: News

Filed Under:

Groups Provide Healthy Food to Under-served Communities

Play associated audio

Local nonprofit groups are working to provide affordable, healthy foods to under-served communities in D.C. Roadside Organics and the Hip Hop Caucus hosted a local food block party over the weekend.

The event was part of 350.org's Global Work Party, an international campaign aimed at creating community projects that cut carbon and build clean energy.

"Local food can affect climate change because a tremendous amount of petroleum and fossil fuels are used to grow industrial food. Accessing healthy food is something we should strive for and the point behind this is really to drawing attention to this issue to to driving that conversation forward," says Seth Teicher, co-founder of Roadside Organics.
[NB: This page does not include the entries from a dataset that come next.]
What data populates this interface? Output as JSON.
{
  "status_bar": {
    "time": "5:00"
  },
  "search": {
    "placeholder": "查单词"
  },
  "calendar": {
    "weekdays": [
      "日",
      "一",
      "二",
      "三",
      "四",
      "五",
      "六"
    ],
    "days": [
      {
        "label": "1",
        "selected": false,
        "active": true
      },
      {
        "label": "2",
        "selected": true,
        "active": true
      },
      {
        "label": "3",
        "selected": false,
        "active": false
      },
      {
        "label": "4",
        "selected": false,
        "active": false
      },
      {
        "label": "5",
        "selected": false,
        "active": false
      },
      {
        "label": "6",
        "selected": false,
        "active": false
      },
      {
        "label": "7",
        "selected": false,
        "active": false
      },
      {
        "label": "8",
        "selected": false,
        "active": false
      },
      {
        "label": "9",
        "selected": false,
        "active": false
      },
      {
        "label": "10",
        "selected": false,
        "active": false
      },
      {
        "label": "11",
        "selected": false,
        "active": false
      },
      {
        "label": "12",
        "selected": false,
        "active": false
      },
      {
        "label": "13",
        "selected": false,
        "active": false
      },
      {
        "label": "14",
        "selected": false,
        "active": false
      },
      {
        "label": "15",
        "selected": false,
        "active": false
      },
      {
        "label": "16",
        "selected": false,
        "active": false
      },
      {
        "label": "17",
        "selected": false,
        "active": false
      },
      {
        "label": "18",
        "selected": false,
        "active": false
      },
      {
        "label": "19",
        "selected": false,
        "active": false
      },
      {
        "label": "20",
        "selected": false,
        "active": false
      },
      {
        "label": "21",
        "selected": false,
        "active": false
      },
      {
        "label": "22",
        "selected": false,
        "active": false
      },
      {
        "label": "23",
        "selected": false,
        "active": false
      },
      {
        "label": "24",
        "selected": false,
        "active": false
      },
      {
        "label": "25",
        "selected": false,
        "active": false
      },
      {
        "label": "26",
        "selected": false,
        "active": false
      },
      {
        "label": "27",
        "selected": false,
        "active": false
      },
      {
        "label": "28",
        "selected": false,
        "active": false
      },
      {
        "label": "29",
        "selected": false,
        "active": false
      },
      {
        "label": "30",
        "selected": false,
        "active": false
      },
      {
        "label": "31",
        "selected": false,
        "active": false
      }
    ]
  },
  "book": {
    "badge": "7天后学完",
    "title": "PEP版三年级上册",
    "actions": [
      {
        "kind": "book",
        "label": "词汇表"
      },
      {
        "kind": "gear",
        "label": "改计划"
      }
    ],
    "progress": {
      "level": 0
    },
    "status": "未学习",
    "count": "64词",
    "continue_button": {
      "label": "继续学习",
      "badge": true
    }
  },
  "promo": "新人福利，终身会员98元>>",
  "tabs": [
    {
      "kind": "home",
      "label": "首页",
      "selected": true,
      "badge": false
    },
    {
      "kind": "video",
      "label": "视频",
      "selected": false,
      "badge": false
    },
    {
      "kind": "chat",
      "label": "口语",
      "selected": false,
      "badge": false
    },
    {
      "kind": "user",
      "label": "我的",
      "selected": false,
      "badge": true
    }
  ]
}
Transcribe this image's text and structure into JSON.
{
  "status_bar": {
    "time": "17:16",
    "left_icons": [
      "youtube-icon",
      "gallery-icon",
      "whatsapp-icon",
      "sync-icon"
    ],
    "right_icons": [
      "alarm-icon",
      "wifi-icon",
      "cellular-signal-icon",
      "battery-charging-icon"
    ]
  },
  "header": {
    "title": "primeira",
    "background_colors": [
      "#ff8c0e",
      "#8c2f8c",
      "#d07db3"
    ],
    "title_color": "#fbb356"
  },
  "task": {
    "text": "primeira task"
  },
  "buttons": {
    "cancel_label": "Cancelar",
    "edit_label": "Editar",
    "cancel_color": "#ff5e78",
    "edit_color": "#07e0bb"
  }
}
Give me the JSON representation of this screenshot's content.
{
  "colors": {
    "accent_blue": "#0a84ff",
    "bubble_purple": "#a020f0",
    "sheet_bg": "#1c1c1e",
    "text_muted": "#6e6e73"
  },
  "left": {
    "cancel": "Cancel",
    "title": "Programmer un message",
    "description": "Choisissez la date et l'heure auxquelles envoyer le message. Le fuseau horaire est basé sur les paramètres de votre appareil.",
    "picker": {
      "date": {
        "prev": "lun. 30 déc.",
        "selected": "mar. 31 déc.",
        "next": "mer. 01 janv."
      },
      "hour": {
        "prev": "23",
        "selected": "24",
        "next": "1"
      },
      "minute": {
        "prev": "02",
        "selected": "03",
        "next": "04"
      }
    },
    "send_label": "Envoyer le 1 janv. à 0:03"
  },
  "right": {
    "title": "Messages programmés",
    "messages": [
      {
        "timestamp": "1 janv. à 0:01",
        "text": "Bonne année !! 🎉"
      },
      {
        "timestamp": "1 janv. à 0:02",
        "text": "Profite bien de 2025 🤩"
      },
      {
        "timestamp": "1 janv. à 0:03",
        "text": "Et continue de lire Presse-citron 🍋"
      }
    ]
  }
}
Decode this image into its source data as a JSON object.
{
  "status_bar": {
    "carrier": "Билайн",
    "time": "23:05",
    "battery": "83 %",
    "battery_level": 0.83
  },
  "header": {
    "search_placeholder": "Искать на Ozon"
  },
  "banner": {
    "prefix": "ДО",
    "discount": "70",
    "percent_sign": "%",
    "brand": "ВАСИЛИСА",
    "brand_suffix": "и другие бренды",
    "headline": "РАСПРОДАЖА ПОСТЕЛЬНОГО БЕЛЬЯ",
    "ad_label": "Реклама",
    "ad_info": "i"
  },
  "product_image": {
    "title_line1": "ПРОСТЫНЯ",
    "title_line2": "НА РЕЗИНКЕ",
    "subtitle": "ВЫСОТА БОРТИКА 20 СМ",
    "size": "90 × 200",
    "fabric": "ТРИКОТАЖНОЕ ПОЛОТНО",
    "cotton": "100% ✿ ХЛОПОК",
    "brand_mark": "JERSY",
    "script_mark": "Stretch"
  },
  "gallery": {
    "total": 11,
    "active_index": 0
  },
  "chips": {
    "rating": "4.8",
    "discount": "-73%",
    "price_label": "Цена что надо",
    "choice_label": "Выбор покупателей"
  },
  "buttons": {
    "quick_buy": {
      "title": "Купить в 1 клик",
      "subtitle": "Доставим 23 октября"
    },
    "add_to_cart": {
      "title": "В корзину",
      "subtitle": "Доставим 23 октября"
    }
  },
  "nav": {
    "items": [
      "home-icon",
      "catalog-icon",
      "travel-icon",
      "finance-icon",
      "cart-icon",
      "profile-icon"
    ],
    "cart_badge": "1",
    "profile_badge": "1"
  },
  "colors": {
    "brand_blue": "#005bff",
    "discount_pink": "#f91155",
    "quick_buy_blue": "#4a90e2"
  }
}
Chefs from several D.C. restaurants handed out free seasonal food and local entertainers took the stage to raise awareness about food deserts in D.C., those communities that don't have access to healthy foods.

Organizers funded the event through donations. They surpassed their $1,500 goal.

NPR

100 Years Ago, 'New Republic' Helped Define Modern Liberalism

Robert Siegel speaks with The New Republic editor Franklin Foer about the new book Insurrections of the Mind, a collection of seminal essays from the magazine's first 100 years.
NPR

Edible Packaging? Retailers Not Quite Ready To Ditch The Wrapper

To reduce waste, some enterprising companies are trying to roll out products that make the package part of the snack — edible packaging. But selling it to the retail market is trickier than it seems.
WAMU 88.5

Senator's Legislation Would Strip NFL Of Nonprofit Status

The Redskins' refusal to change its name has prompted the legislation from U.S. Sen. Maria Cantwell (D-WA).
NPR

The Kaypro II: An Early Computer With A Writer's Heart

Commentator Andrei Codrescu remembers the first word processor he had — the Kaypro II in the 1980s. Its inventor, Andrew Kay, died Aug. 28, at the age of 95.

Leave a Comment

Help keep the conversation civil. Please refer to our Terms of Use and Code of Conduct before posting your comments.